-- TASK ITEM --
Every record below is to be restated verbatim, though its images are not.
========================================
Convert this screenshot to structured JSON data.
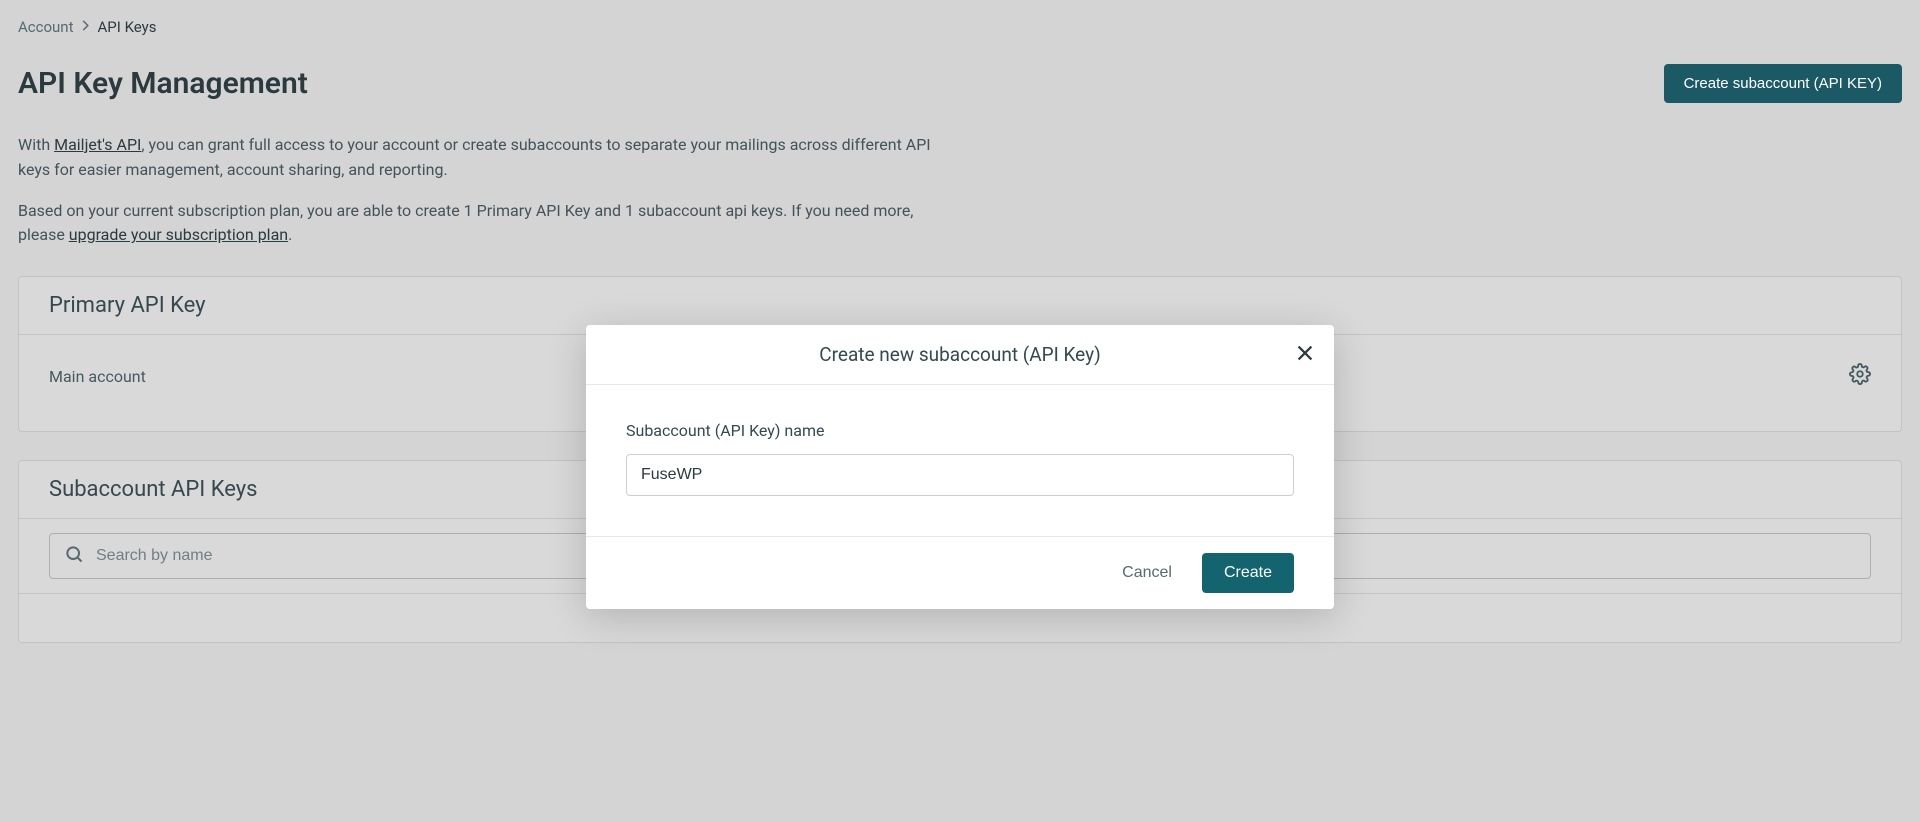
{
  "breadcrumb": {
    "parent": "Account",
    "current": "API Keys"
  },
  "page": {
    "title": "API Key Management",
    "create_button": "Create subaccount (API KEY)"
  },
  "desc1": {
    "prefix": "With ",
    "link": "Mailjet's API",
    "suffix": ", you can grant full access to your account or create subaccounts to separate your mailings across different API keys for easier management, account sharing, and reporting."
  },
  "desc2": {
    "prefix": "Based on your current subscription plan, you are able to create 1 Primary API Key and 1 subaccount api keys. If you need more, please ",
    "link": "upgrade your subscription plan",
    "suffix": "."
  },
  "primary_card": {
    "title": "Primary API Key",
    "account_name": "Main account"
  },
  "sub_card": {
    "title": "Subaccount API Keys",
    "search_placeholder": "Search by name"
  },
  "modal": {
    "title": "Create new subaccount (API Key)",
    "label": "Subaccount (API Key) name",
    "value": "FuseWP",
    "cancel": "Cancel",
    "create": "Create"
  }
}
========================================
-- TASK RESULT --
Convert this screenshot to structured JSON data.
{
  "breadcrumb": {
    "parent": "Account",
    "current": "API Keys"
  },
  "page": {
    "title": "API Key Management",
    "create_button": "Create subaccount (API KEY)"
  },
  "desc1": {
    "prefix": "With ",
    "link": "Mailjet's API",
    "suffix": ", you can grant full access to your account or create subaccounts to separate your mailings across different API keys for easier management, account sharing, and reporting."
  },
  "desc2": {
    "prefix": "Based on your current subscription plan, you are able to create 1 Primary API Key and 1 subaccount api keys. If you need more, please ",
    "link": "upgrade your subscription plan",
    "suffix": "."
  },
  "primary_card": {
    "title": "Primary API Key",
    "account_name": "Main account"
  },
  "sub_card": {
    "title": "Subaccount API Keys",
    "search_placeholder": "Search by name"
  },
  "modal": {
    "title": "Create new subaccount (API Key)",
    "label": "Subaccount (API Key) name",
    "value": "FuseWP",
    "cancel": "Cancel",
    "create": "Create"
  }
}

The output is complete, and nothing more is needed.